[Items from an interface collection]

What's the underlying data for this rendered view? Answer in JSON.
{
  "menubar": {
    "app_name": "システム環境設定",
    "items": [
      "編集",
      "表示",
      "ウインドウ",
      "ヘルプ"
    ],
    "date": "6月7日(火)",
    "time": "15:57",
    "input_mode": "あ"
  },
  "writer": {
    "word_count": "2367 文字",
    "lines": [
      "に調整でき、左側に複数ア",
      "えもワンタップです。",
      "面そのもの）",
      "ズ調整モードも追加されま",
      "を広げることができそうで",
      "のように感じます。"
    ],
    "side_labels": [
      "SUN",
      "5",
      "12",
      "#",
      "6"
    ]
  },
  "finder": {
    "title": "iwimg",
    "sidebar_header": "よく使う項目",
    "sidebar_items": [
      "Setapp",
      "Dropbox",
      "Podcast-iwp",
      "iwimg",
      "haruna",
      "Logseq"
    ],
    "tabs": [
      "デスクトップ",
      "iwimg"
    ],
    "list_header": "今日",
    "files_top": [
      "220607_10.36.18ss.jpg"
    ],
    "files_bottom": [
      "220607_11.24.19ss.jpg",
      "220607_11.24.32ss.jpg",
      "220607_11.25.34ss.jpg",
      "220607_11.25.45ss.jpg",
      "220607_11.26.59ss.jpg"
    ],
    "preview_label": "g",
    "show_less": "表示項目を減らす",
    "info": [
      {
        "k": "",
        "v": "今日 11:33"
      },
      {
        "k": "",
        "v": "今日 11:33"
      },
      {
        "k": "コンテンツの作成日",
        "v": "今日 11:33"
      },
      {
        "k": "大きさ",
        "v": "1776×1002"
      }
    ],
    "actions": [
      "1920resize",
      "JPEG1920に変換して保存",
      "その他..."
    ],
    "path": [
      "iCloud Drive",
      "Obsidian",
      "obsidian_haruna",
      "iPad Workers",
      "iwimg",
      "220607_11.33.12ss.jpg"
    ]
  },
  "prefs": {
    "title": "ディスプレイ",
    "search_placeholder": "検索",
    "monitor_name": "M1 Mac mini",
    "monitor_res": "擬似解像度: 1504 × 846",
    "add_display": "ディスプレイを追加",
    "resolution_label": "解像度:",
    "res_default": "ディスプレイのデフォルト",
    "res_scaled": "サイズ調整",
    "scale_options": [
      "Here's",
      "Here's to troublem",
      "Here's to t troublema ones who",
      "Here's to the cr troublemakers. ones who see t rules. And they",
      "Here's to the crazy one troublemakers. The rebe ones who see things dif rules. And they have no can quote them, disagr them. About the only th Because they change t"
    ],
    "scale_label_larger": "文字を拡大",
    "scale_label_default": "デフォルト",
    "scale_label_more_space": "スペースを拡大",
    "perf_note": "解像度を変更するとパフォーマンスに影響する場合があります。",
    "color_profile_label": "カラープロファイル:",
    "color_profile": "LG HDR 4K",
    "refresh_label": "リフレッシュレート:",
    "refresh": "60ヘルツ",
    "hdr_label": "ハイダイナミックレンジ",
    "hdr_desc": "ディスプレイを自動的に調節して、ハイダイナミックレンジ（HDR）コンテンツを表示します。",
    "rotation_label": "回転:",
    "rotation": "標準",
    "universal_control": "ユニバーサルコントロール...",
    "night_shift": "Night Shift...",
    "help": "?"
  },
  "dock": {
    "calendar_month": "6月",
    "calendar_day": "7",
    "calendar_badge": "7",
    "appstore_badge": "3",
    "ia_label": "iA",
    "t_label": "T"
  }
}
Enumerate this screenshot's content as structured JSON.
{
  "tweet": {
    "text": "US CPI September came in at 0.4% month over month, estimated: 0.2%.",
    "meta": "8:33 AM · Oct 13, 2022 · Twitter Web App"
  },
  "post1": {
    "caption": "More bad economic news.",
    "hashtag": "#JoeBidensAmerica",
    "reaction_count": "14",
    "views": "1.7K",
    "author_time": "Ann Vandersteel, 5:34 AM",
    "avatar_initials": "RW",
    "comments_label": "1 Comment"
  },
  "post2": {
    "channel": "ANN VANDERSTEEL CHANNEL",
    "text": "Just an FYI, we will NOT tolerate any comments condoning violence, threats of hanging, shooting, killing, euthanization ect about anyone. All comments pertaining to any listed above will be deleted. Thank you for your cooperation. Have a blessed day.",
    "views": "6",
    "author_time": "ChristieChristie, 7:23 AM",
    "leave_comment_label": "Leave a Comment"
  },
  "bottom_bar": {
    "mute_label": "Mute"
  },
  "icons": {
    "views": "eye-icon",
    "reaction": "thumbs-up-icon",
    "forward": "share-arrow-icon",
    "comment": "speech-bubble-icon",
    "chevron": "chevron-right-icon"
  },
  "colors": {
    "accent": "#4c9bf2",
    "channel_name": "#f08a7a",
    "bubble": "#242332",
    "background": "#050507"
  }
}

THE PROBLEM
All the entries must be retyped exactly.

SOLUTION
What's the underlying data for this rendered view? Answer in JSON.
{
  "menubar": {
    "app_name": "システム環境設定",
    "items": [
      "編集",
      "表示",
      "ウインドウ",
      "ヘルプ"
    ],
    "date": "6月7日(火)",
    "time": "15:57",
    "input_mode": "あ"
  },
  "writer": {
    "word_count": "2367 文字",
    "lines": [
      "に調整でき、左側に複数ア",
      "えもワンタップです。",
      "面そのもの）",
      "ズ調整モードも追加されま",
      "を広げることができそうで",
      "のように感じます。"
    ],
    "side_labels": [
      "SUN",
      "5",
      "12",
      "#",
      "6"
    ]
  },
  "finder": {
    "title": "iwimg",
    "sidebar_header": "よく使う項目",
    "sidebar_items": [
      "Setapp",
      "Dropbox",
      "Podcast-iwp",
      "iwimg",
      "haruna",
      "Logseq"
    ],
    "tabs": [
      "デスクトップ",
      "iwimg"
    ],
    "list_header": "今日",
    "files_top": [
      "220607_10.36.18ss.jpg"
    ],
    "files_bottom": [
      "220607_11.24.19ss.jpg",
      "220607_11.24.32ss.jpg",
      "220607_11.25.34ss.jpg",
      "220607_11.25.45ss.jpg",
      "220607_11.26.59ss.jpg"
    ],
    "preview_label": "g",
    "show_less": "表示項目を減らす",
    "info": [
      {
        "k": "",
        "v": "今日 11:33"
      },
      {
        "k": "",
        "v": "今日 11:33"
      },
      {
        "k": "コンテンツの作成日",
        "v": "今日 11:33"
      },
      {
        "k": "大きさ",
        "v": "1776×1002"
      }
    ],
    "actions": [
      "1920resize",
      "JPEG1920に変換して保存",
      "その他..."
    ],
    "path": [
      "iCloud Drive",
      "Obsidian",
      "obsidian_haruna",
      "iPad Workers",
      "iwimg",
      "220607_11.33.12ss.jpg"
    ]
  },
  "prefs": {
    "title": "ディスプレイ",
    "search_placeholder": "検索",
    "monitor_name": "M1 Mac mini",
    "monitor_res": "擬似解像度: 1504 × 846",
    "add_display": "ディスプレイを追加",
    "resolution_label": "解像度:",
    "res_default": "ディスプレイのデフォルト",
    "res_scaled": "サイズ調整",
    "scale_options": [
      "Here's",
      "Here's to troublem",
      "Here's to t troublema ones who",
      "Here's to the cr troublemakers. ones who see t rules. And they",
      "Here's to the crazy one troublemakers. The rebe ones who see things dif rules. And they have no can quote them, disagr them. About the only th Because they change t"
    ],
    "scale_label_larger": "文字を拡大",
    "scale_label_default": "デフォルト",
    "scale_label_more_space": "スペースを拡大",
    "perf_note": "解像度を変更するとパフォーマンスに影響する場合があります。",
    "color_profile_label": "カラープロファイル:",
    "color_profile": "LG HDR 4K",
    "refresh_label": "リフレッシュレート:",
    "refresh": "60ヘルツ",
    "hdr_label": "ハイダイナミックレンジ",
    "hdr_desc": "ディスプレイを自動的に調節して、ハイダイナミックレンジ（HDR）コンテンツを表示します。",
    "rotation_label": "回転:",
    "rotation": "標準",
    "universal_control": "ユニバーサルコントロール...",
    "night_shift": "Night Shift...",
    "help": "?"
  },
  "dock": {
    "calendar_month": "6月",
    "calendar_day": "7",
    "calendar_badge": "7",
    "appstore_badge": "3",
    "ia_label": "iA",
    "t_label": "T"
  }
}
Enumerate this screenshot's content as structured JSON.
{
  "tweet": {
    "text": "US CPI September came in at 0.4% month over month, estimated: 0.2%.",
    "meta": "8:33 AM · Oct 13, 2022 · Twitter Web App"
  },
  "post1": {
    "caption": "More bad economic news.",
    "hashtag": "#JoeBidensAmerica",
    "reaction_count": "14",
    "views": "1.7K",
    "author_time": "Ann Vandersteel, 5:34 AM",
    "avatar_initials": "RW",
    "comments_label": "1 Comment"
  },
  "post2": {
    "channel": "ANN VANDERSTEEL CHANNEL",
    "text": "Just an FYI, we will NOT tolerate any comments condoning violence, threats of hanging, shooting, killing, euthanization ect about anyone. All comments pertaining to any listed above will be deleted. Thank you for your cooperation. Have a blessed day.",
    "views": "6",
    "author_time": "ChristieChristie, 7:23 AM",
    "leave_comment_label": "Leave a Comment"
  },
  "bottom_bar": {
    "mute_label": "Mute"
  },
  "icons": {
    "views": "eye-icon",
    "reaction": "thumbs-up-icon",
    "forward": "share-arrow-icon",
    "comment": "speech-bubble-icon",
    "chevron": "chevron-right-icon"
  },
  "colors": {
    "accent": "#4c9bf2",
    "channel_name": "#f08a7a",
    "bubble": "#242332",
    "background": "#050507"
  }
}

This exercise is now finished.